New Blogpost: Do you let Rudolph play in your Christmas games?
As we get closer to Christmas when thoughts are turning to the holidays and celebrations, I’m still being called in by clients to deal with grievance and disciplinary cases, some of which involve allegations of bullying and harassment. These are not pleasant at the best of times, but it struck me that sometimes cases of bullying can get worse at this time of year. It is not just about physical or verbal bullying, but can be more manipulative – for example excluding others from an activity or poking fun at them.
Just think of Rudolph in the famous song:
“All of the other reindeer

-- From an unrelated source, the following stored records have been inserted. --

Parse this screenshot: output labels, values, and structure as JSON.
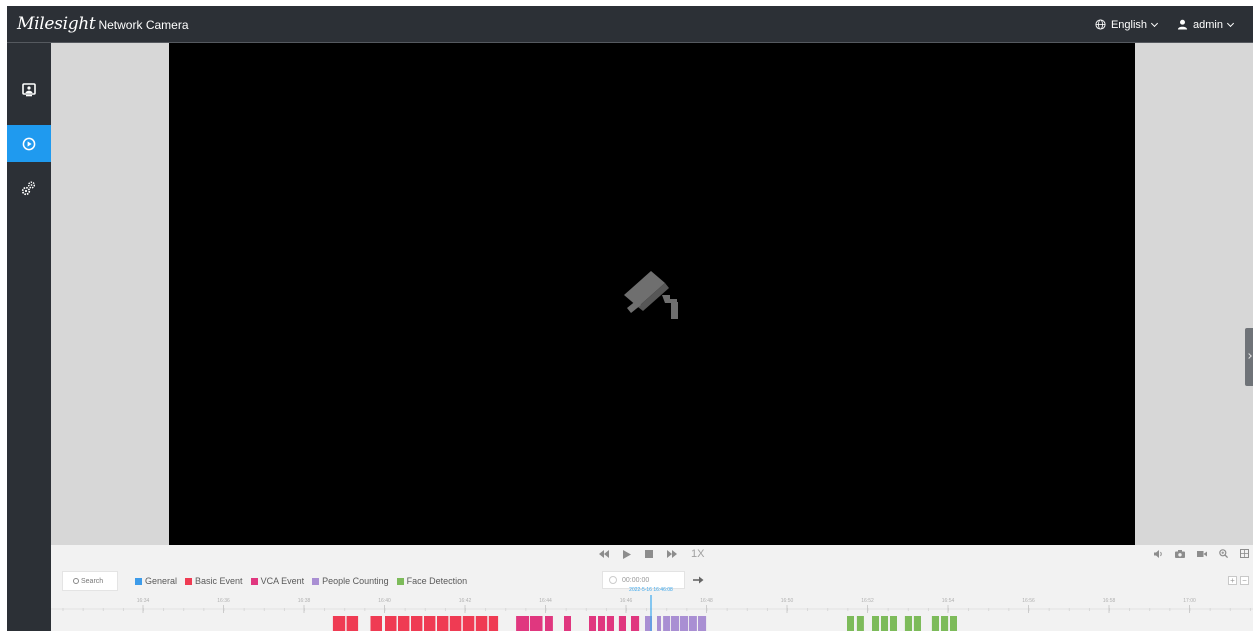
{
  "header": {
    "logo_text": "Milesight",
    "product": "Network Camera",
    "language": "English",
    "user": "admin"
  },
  "sidebar": {
    "items": [
      {
        "name": "live-view",
        "icon": "monitor-icon",
        "active": false
      },
      {
        "name": "playback",
        "icon": "play-circle-icon",
        "active": true
      },
      {
        "name": "settings",
        "icon": "gears-icon",
        "active": false
      }
    ]
  },
  "playback_controls": {
    "speed": "1X",
    "buttons": [
      "rewind-icon",
      "play-icon",
      "stop-icon",
      "fast-forward-icon"
    ]
  },
  "toolbar_right": [
    "volume-icon",
    "snapshot-icon",
    "record-icon",
    "zoom-icon",
    "fullscreen-icon"
  ],
  "search": {
    "label": "Search"
  },
  "legend": [
    {
      "label": "General",
      "color": "#3d9be9"
    },
    {
      "label": "Basic Event",
      "color": "#ef3b53"
    },
    {
      "label": "VCA Event",
      "color": "#e0377f"
    },
    {
      "label": "People Counting",
      "color": "#a98fd3"
    },
    {
      "label": "Face Detection",
      "color": "#7dbb5a"
    }
  ],
  "time_input": {
    "value": "00:00:00"
  },
  "zoom": {
    "in": "+",
    "out": "−"
  },
  "timeline": {
    "cursor_label": "2022-5-16 16:46:08",
    "ticks": [
      "16:34",
      "16:36",
      "16:38",
      "16:40",
      "16:42",
      "16:44",
      "16:46",
      "16:48",
      "16:50",
      "16:52",
      "16:54",
      "16:56",
      "16:58",
      "17:00"
    ],
    "event_blocks": [
      {
        "type": "Basic Event",
        "color": "#ef3b53",
        "start": 0.2345,
        "end": 0.2447
      },
      {
        "type": "Basic Event",
        "color": "#ef3b53",
        "start": 0.2459,
        "end": 0.2555
      },
      {
        "type": "Basic Event",
        "color": "#ef3b53",
        "start": 0.2658,
        "end": 0.2754
      },
      {
        "type": "Basic Event",
        "color": "#ef3b53",
        "start": 0.2779,
        "end": 0.2875
      },
      {
        "type": "Basic Event",
        "color": "#ef3b53",
        "start": 0.2887,
        "end": 0.2982
      },
      {
        "type": "Basic Event",
        "color": "#ef3b53",
        "start": 0.2995,
        "end": 0.309
      },
      {
        "type": "Basic Event",
        "color": "#ef3b53",
        "start": 0.3103,
        "end": 0.3198
      },
      {
        "type": "Basic Event",
        "color": "#ef3b53",
        "start": 0.3211,
        "end": 0.3306
      },
      {
        "type": "Basic Event",
        "color": "#ef3b53",
        "start": 0.3318,
        "end": 0.3414
      },
      {
        "type": "Basic Event",
        "color": "#ef3b53",
        "start": 0.3426,
        "end": 0.3522
      },
      {
        "type": "Basic Event",
        "color": "#ef3b53",
        "start": 0.3534,
        "end": 0.363
      },
      {
        "type": "Basic Event",
        "color": "#ef3b53",
        "start": 0.3642,
        "end": 0.3719
      },
      {
        "type": "VCA Event",
        "color": "#e0377f",
        "start": 0.3869,
        "end": 0.3977
      },
      {
        "type": "VCA Event",
        "color": "#e0377f",
        "start": 0.3985,
        "end": 0.4089
      },
      {
        "type": "VCA Event",
        "color": "#e0377f",
        "start": 0.411,
        "end": 0.4176
      },
      {
        "type": "VCA Event",
        "color": "#e0377f",
        "start": 0.4268,
        "end": 0.4326
      },
      {
        "type": "VCA Event",
        "color": "#e0377f",
        "start": 0.4476,
        "end": 0.4534
      },
      {
        "type": "VCA Event",
        "color": "#e0377f",
        "start": 0.4551,
        "end": 0.4609
      },
      {
        "type": "VCA Event",
        "color": "#e0377f",
        "start": 0.4625,
        "end": 0.4684
      },
      {
        "type": "VCA Event",
        "color": "#e0377f",
        "start": 0.4725,
        "end": 0.4784
      },
      {
        "type": "VCA Event",
        "color": "#e0377f",
        "start": 0.4825,
        "end": 0.4892
      },
      {
        "type": "People Counting",
        "color": "#a98fd3",
        "start": 0.4942,
        "end": 0.5
      },
      {
        "type": "People Counting",
        "color": "#a98fd3",
        "start": 0.5042,
        "end": 0.5075
      },
      {
        "type": "People Counting",
        "color": "#a98fd3",
        "start": 0.5092,
        "end": 0.515
      },
      {
        "type": "People Counting",
        "color": "#a98fd3",
        "start": 0.5158,
        "end": 0.5225
      },
      {
        "type": "People Counting",
        "color": "#a98fd3",
        "start": 0.5233,
        "end": 0.53
      },
      {
        "type": "People Counting",
        "color": "#a98fd3",
        "start": 0.5308,
        "end": 0.5374
      },
      {
        "type": "People Counting",
        "color": "#a98fd3",
        "start": 0.5383,
        "end": 0.545
      },
      {
        "type": "Face Detection",
        "color": "#7dbb5a",
        "start": 0.6622,
        "end": 0.668
      },
      {
        "type": "Face Detection",
        "color": "#7dbb5a",
        "start": 0.6705,
        "end": 0.6763
      },
      {
        "type": "Face Detection",
        "color": "#7dbb5a",
        "start": 0.683,
        "end": 0.6888
      },
      {
        "type": "Face Detection",
        "color": "#7dbb5a",
        "start": 0.6905,
        "end": 0.6963
      },
      {
        "type": "Face Detection",
        "color": "#7dbb5a",
        "start": 0.698,
        "end": 0.7038
      },
      {
        "type": "Face Detection",
        "color": "#7dbb5a",
        "start": 0.7104,
        "end": 0.7163
      },
      {
        "type": "Face Detection",
        "color": "#7dbb5a",
        "start": 0.7179,
        "end": 0.7238
      },
      {
        "type": "Face Detection",
        "color": "#7dbb5a",
        "start": 0.7329,
        "end": 0.7388
      },
      {
        "type": "Face Detection",
        "color": "#7dbb5a",
        "start": 0.7404,
        "end": 0.7463
      },
      {
        "type": "Face Detection",
        "color": "#7dbb5a",
        "start": 0.7479,
        "end": 0.7537
      }
    ]
  }
}
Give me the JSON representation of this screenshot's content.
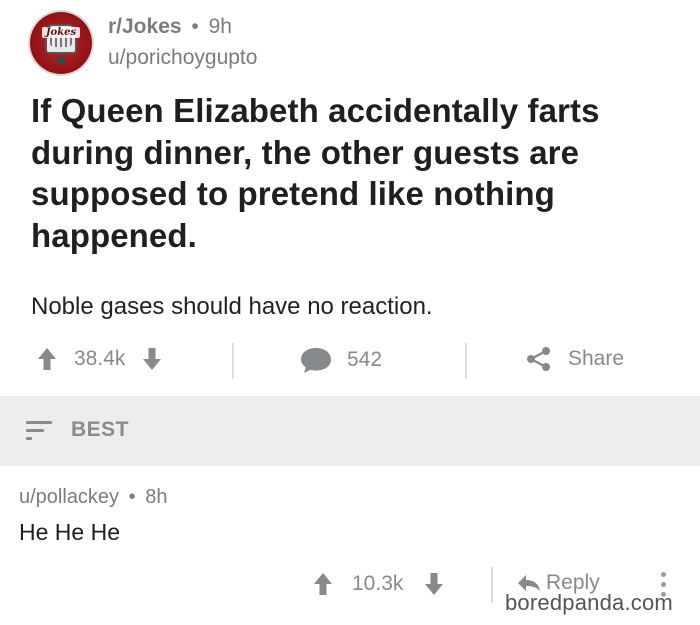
{
  "post": {
    "subreddit": "r/Jokes",
    "time_ago": "9h",
    "separator": "•",
    "author": "u/porichoygupto",
    "subreddit_icon_text": "Jokes",
    "title": "If Queen Elizabeth accidentally farts during dinner, the other guests are supposed to pretend like nothing happened.",
    "body": "Noble gases should have no reaction.",
    "votes": "38.4k",
    "comments": "542",
    "share_label": "Share"
  },
  "sort": {
    "label": "BEST"
  },
  "comment": {
    "author": "u/pollackey",
    "time_ago": "8h",
    "separator": "•",
    "body": "He He He",
    "votes": "10.3k",
    "reply_label": "Reply"
  },
  "watermark": "boredpanda.com",
  "colors": {
    "meta_text": "#7c7c7c",
    "action_text": "#878a8c",
    "sort_bar_bg": "#ededed",
    "subreddit_icon": "#c0262d"
  }
}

Used to laugh and call him names,
They never let poor Rudolph
Join in any reindeer games”
We tend to think of it as a jolly song, but actually it is about an unfriendly herd of reindeer who are bullying poor Rudolph because he looks different with his red shiny nose. They only start to involve him when it becomes obvious that they need him. This is hardly a friendly working environment! Humans don’t normally pick on people because they have red noses, but we need to guard against other forms of discrimination such as race, gender, religion, age, disability or sexuality.

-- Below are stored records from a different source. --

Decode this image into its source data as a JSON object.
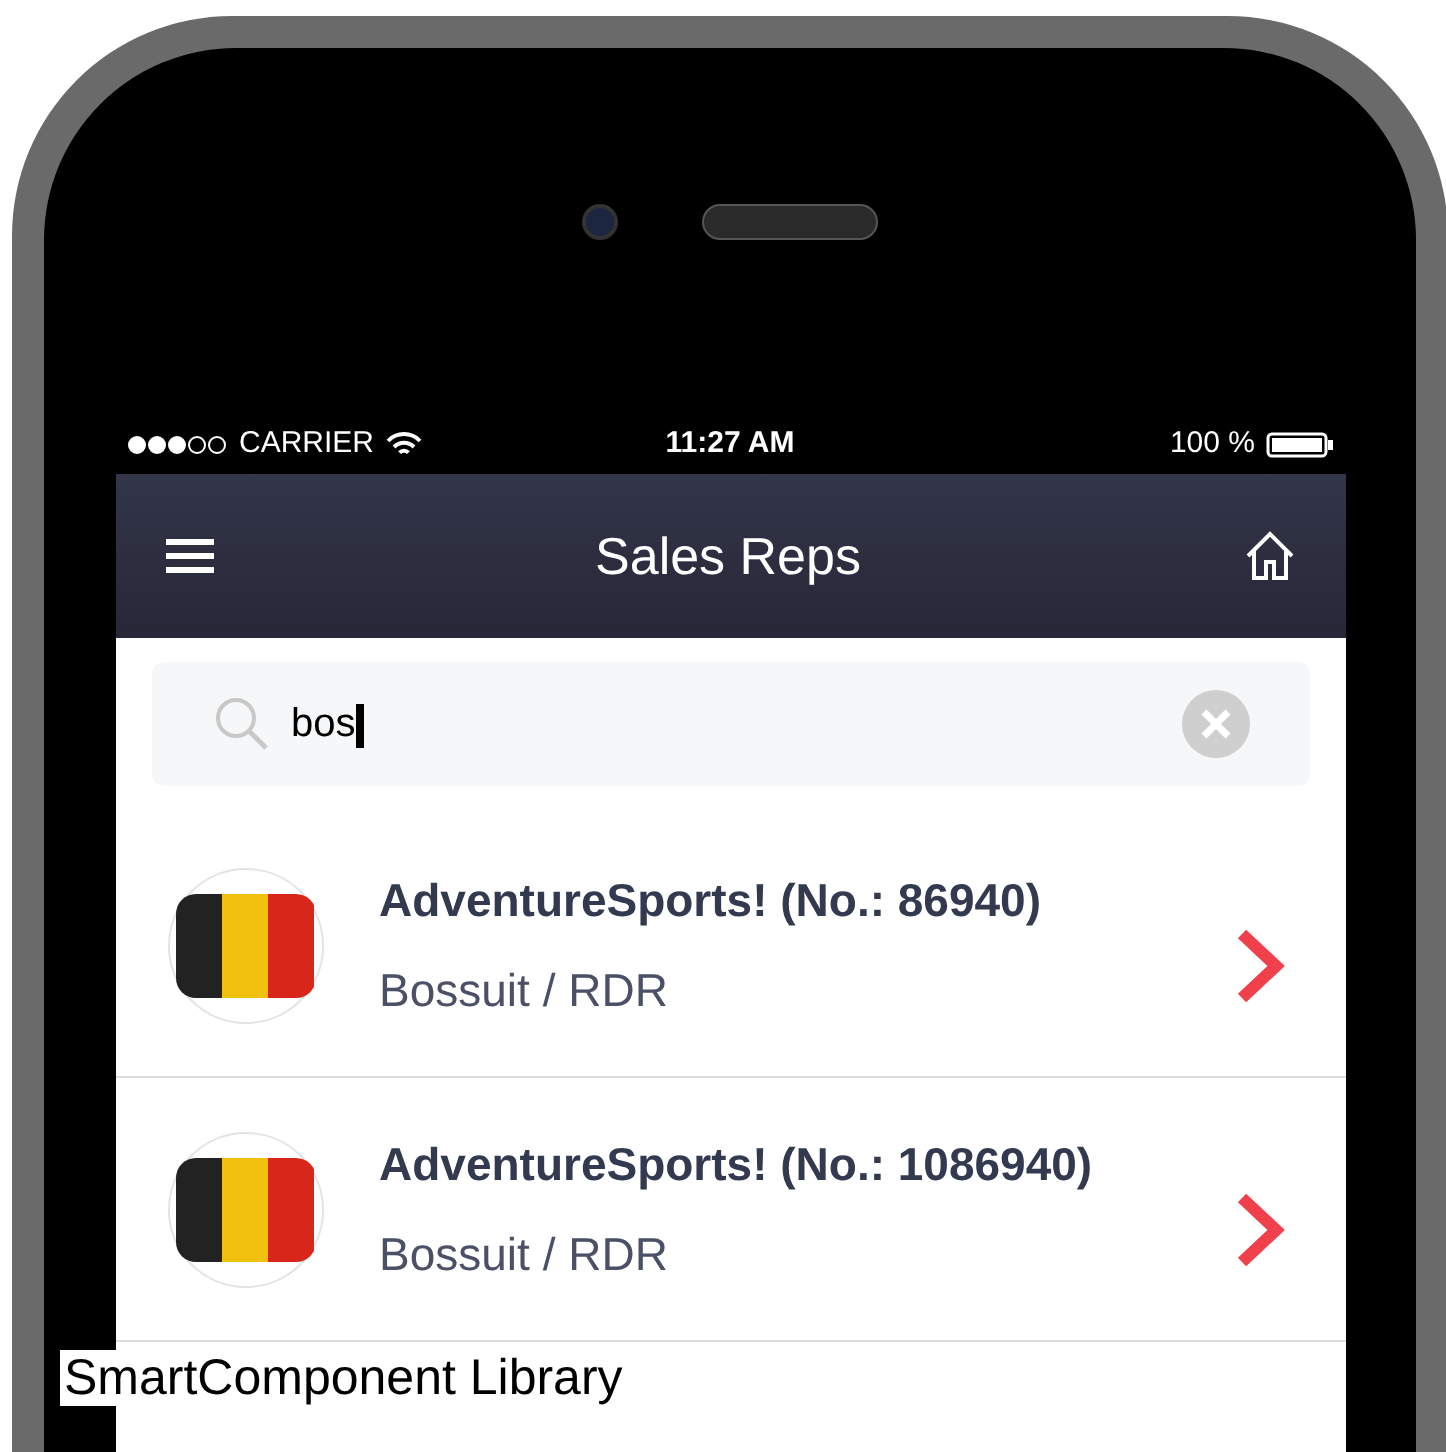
{
  "status_bar": {
    "carrier": "CARRIER",
    "time": "11:27 AM",
    "battery": "100 %"
  },
  "nav_bar": {
    "title": "Sales Reps"
  },
  "search": {
    "value": "bos"
  },
  "reps": [
    {
      "name": "AdventureSports! (No.: 86940)",
      "location": "Bossuit / RDR"
    },
    {
      "name": "AdventureSports! (No.: 1086940)",
      "location": "Bossuit / RDR"
    }
  ],
  "caption": "SmartComponent Library"
}
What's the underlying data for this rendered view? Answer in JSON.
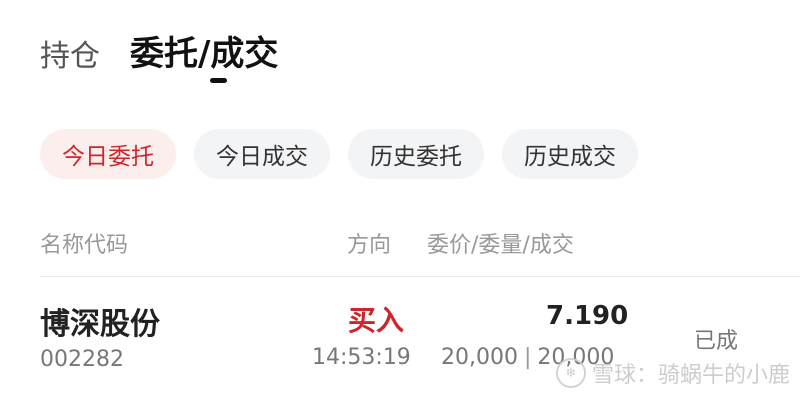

But this isn’t just about fictional characters – think about how people are treated during office “Secret Santa” arrangements. Are there any individuals who are singled out to get embarrassing gifts of the sort that wouldn’t be given to others? Have arrangements been made for the company’s Christmas meal that could cause distress, for example with regards to the seating arrangements or the choice of venue? Is there one person who is always told that he/she can’t come and has to stay behind to take the office phone calls, when this role could be rotated or other arrangements made?

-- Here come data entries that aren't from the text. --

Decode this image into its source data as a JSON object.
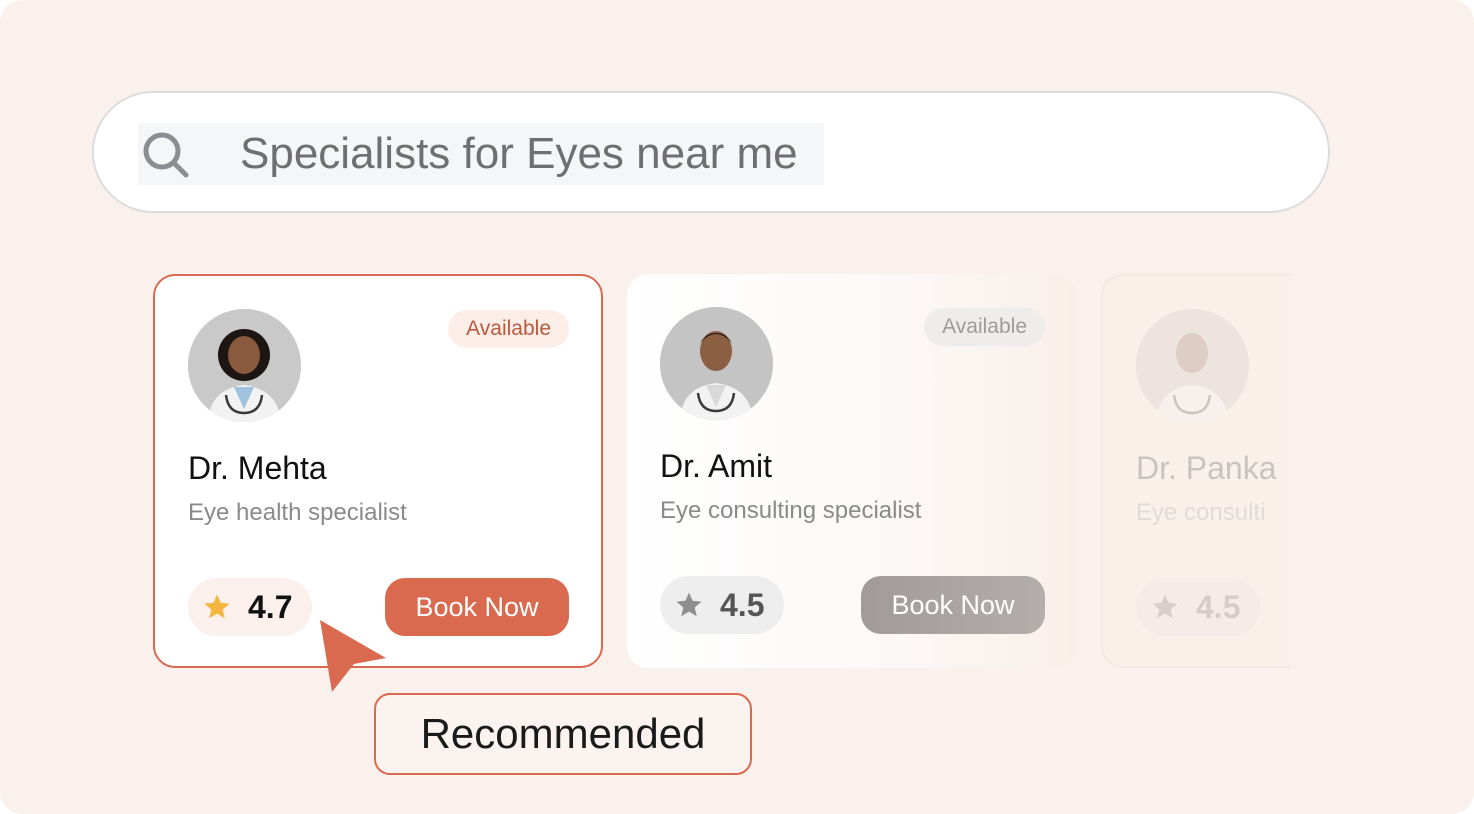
{
  "search": {
    "query": "Specialists for Eyes near me",
    "icon": "search-icon"
  },
  "doctors": [
    {
      "name": "Dr. Mehta",
      "specialty": "Eye health specialist",
      "status": "Available",
      "rating": "4.7",
      "book_label": "Book Now",
      "highlighted": true
    },
    {
      "name": "Dr. Amit",
      "specialty": "Eye consulting specialist",
      "status": "Available",
      "rating": "4.5",
      "book_label": "Book Now",
      "highlighted": false
    },
    {
      "name": "Dr. Panka",
      "specialty": "Eye consulti",
      "rating": "4.5",
      "highlighted": false
    }
  ],
  "recommended_label": "Recommended",
  "colors": {
    "accent": "#d96a4f",
    "background": "#faf1ec",
    "star": "#f4b63f",
    "muted": "#8a8a8a"
  }
}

We often wish “Peace and goodwill to all mankind” to others in our Christmas cards, so maybe we should reflect on how that happens at work and take positive action to prevent bullying in 2017.
With best wishes for Christmas and the New Year,
Posted on 22 Dec 2016